Mr Spiljard agreed that consolidation would be beneficial for the market, saying, “it’s about time that people get a bit of money back from their investment.”
What keeps him up at night, Mr Spiljard said, is vessel oversupply and the low level of entry into the OSV market that allows new companies to “grab a couple of boats and put them to work in the market, only to realise it is not a very profitable business. There’s a lot of damage done.”
Another sore point for Mr Spiljard is that there are still too many older vessels finding their way back into the market.
Outlook and trends
Providing his outlook, Mr Spiljard said he expects to see opportunities emerge in offshore construction, pipeline activity, inspection, repair and maintenance (IRM) work and platform maintenance. Decommissioning should create opportunities as well, he noted, “not because oil and gas will come to a grinding halt,” but rather assets would come to the end of their productive life.
Mr Spiljar said he enjoyed looking at growth in the offshore wind market. “It’s fantastic. Offshore wind is a fast-growing industry.” He cautioned, however, that vessel support requirements are much different from offshore oil and gas. Where several OSVs might serve a handful of offshore oil and gas platforms, one service operation vessel will serve dozens upon dozens of offshore wind turbines.
“Debt holders are on the losing end of this game”
Those entering the offshore wind market will need to adjust their expectations.
“There’s a lot of work out there for both renewables and oil and gas,” he said.

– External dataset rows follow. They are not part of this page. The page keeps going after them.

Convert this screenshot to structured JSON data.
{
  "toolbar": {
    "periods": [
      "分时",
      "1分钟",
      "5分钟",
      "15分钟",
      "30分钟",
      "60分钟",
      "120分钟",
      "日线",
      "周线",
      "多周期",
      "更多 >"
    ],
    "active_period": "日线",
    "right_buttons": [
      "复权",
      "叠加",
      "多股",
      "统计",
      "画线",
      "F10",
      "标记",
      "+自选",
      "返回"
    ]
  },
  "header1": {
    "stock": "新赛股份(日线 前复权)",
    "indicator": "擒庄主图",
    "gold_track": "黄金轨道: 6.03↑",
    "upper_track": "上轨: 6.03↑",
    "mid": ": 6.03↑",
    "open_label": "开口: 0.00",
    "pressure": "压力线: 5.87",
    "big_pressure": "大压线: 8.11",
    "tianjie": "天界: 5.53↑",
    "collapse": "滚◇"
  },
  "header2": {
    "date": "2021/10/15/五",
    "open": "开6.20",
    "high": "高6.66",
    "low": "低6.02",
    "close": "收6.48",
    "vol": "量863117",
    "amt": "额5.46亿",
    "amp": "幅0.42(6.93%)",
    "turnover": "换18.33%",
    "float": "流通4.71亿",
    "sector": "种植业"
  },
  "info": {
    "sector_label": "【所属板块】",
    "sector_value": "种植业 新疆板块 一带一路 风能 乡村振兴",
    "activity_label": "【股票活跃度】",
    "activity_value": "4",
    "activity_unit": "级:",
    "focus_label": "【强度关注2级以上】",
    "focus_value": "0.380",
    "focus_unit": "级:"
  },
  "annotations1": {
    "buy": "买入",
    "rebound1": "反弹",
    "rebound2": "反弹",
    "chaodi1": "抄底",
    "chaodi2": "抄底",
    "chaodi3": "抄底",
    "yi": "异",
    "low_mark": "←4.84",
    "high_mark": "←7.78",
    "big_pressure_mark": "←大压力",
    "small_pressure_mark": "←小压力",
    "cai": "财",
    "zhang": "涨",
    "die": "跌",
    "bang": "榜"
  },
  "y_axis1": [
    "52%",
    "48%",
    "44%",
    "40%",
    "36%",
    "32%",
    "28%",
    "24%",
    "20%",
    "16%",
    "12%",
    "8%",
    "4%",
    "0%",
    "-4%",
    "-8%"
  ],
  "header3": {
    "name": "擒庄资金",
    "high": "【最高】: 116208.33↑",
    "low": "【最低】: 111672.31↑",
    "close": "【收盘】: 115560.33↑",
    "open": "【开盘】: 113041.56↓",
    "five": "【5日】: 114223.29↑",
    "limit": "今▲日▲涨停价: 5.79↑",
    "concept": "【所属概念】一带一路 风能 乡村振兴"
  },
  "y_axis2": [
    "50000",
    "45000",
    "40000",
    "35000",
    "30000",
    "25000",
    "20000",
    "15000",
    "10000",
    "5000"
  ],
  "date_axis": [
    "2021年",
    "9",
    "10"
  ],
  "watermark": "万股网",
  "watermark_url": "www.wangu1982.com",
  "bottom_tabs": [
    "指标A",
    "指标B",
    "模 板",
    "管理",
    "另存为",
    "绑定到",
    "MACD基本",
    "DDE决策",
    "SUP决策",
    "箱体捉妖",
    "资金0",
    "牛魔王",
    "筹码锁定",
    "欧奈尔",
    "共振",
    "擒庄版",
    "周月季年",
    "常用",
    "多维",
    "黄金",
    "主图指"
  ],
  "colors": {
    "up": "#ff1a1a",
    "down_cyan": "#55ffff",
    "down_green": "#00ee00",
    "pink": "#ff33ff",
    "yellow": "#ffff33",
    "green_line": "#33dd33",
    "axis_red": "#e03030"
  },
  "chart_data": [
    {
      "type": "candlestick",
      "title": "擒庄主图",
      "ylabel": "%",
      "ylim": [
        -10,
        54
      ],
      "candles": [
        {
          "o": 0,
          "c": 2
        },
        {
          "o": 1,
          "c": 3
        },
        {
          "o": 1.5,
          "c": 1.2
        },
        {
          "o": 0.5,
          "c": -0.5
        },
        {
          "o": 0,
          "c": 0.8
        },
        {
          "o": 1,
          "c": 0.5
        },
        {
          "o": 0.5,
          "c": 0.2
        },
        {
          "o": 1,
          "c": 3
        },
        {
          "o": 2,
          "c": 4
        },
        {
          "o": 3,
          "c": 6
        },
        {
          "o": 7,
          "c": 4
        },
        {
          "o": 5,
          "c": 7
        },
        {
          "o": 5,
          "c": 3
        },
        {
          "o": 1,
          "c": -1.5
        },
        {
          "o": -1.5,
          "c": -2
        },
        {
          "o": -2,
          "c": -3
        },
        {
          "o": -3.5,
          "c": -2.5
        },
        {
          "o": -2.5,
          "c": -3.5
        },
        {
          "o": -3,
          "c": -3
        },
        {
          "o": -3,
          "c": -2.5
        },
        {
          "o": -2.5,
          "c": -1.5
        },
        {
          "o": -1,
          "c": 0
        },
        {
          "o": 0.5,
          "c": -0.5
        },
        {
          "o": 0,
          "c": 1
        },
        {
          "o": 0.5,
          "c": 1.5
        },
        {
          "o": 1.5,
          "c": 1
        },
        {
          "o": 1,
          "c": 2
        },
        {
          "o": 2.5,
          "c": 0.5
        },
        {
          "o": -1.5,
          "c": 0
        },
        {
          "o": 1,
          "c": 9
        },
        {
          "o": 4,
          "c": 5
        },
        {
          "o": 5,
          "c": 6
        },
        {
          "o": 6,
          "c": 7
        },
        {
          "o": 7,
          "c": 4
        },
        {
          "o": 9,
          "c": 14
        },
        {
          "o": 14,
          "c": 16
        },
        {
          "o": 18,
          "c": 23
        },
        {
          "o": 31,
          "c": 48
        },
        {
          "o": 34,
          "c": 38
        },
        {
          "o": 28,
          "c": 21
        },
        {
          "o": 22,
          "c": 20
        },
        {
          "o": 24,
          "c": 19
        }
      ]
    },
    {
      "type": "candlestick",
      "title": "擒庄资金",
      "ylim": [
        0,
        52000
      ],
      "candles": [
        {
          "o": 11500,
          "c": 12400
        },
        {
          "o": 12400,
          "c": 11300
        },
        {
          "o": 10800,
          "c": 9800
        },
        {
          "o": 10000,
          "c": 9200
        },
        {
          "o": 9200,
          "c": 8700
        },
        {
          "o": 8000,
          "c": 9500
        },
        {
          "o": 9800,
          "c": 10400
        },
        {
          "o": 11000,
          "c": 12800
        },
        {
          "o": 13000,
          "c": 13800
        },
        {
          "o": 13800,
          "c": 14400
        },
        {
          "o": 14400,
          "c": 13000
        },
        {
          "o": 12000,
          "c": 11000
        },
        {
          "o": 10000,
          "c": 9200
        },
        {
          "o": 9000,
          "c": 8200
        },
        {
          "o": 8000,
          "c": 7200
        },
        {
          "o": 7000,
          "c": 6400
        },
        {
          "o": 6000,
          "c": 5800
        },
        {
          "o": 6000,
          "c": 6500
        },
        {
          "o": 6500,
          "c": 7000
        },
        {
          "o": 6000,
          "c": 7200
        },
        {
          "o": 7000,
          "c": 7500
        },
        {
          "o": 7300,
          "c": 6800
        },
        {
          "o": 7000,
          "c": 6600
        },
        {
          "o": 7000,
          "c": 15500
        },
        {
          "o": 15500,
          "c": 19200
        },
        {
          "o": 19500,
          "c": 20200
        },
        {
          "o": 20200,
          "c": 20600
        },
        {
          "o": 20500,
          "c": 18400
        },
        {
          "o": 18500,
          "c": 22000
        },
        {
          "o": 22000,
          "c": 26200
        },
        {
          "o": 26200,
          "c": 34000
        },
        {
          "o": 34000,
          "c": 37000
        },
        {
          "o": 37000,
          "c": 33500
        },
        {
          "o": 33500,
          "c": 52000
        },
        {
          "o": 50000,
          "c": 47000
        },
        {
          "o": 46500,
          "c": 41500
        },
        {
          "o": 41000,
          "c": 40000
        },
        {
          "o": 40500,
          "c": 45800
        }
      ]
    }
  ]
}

One trend in the market that has caught Mr Spiljard’s eye is the uptake of technologies such as batteries and new fuels to reduce fuel consumption, improve energy efficiency and reduce greenhouse gas emissions. He said the industry needs to look at how it can improve the environmental performance of existing OSVs “because there’s perfectly good tonnage around which is already highly, highly efficient. We can further improve this. And that’s also an obligation I think for many shipowners in the industry.”

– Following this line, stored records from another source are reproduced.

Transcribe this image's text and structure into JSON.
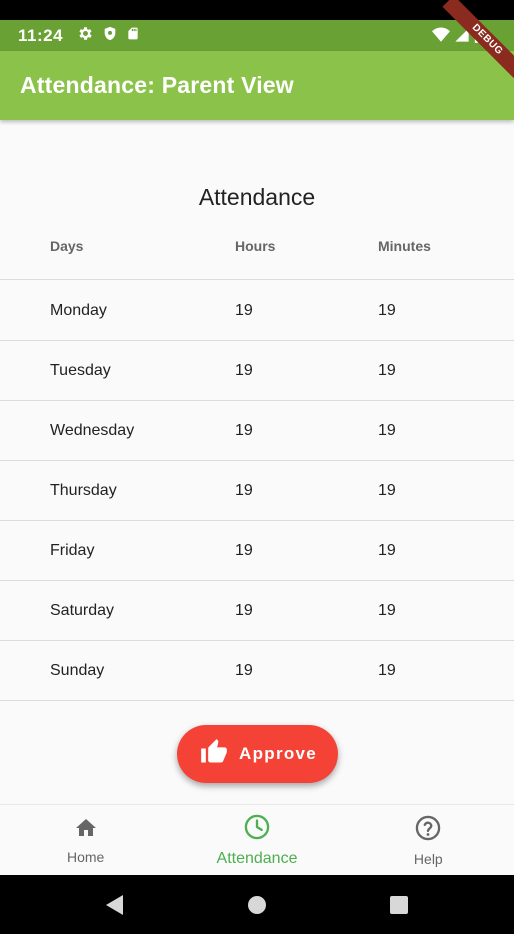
{
  "status_bar": {
    "time": "11:24",
    "icons": [
      "gear-icon",
      "shield-icon",
      "sd-card-icon",
      "wifi-icon",
      "signal-icon",
      "battery-icon"
    ]
  },
  "app_bar": {
    "title": "Attendance: Parent View",
    "color": "#8bc34a"
  },
  "debug_banner": "DEBUG",
  "attendance": {
    "title": "Attendance",
    "columns": [
      "Days",
      "Hours",
      "Minutes"
    ],
    "rows": [
      {
        "day": "Monday",
        "hours": "19",
        "minutes": "19"
      },
      {
        "day": "Tuesday",
        "hours": "19",
        "minutes": "19"
      },
      {
        "day": "Wednesday",
        "hours": "19",
        "minutes": "19"
      },
      {
        "day": "Thursday",
        "hours": "19",
        "minutes": "19"
      },
      {
        "day": "Friday",
        "hours": "19",
        "minutes": "19"
      },
      {
        "day": "Saturday",
        "hours": "19",
        "minutes": "19"
      },
      {
        "day": "Sunday",
        "hours": "19",
        "minutes": "19"
      }
    ]
  },
  "approve_button": {
    "label": "Approve",
    "icon": "thumbs-up-icon",
    "color": "#f44336"
  },
  "bottom_nav": {
    "items": [
      {
        "label": "Home",
        "icon": "home-icon",
        "active": false
      },
      {
        "label": "Attendance",
        "icon": "clock-icon",
        "active": true
      },
      {
        "label": "Help",
        "icon": "help-icon",
        "active": false
      }
    ],
    "active_color": "#4caf50"
  },
  "system_nav": [
    "back-icon",
    "home-circle-icon",
    "recents-icon"
  ]
}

Echoing the comments of his fellow panellists, Mr Knox said he was also seeing more tendering activity, with the second half of 2021 benefitting from higher utilisation driven by oil price stability.
Agreeing with Mr Kneen and Mr Knox, Mr Spiljard noted that offshore oil and gas exploration and production is recovering, saying there was very little exploration in 2020, “so we can only recover. And that’s not for the weeks to come, not for the months to come, but for years to come. So, there’s more activity out there.”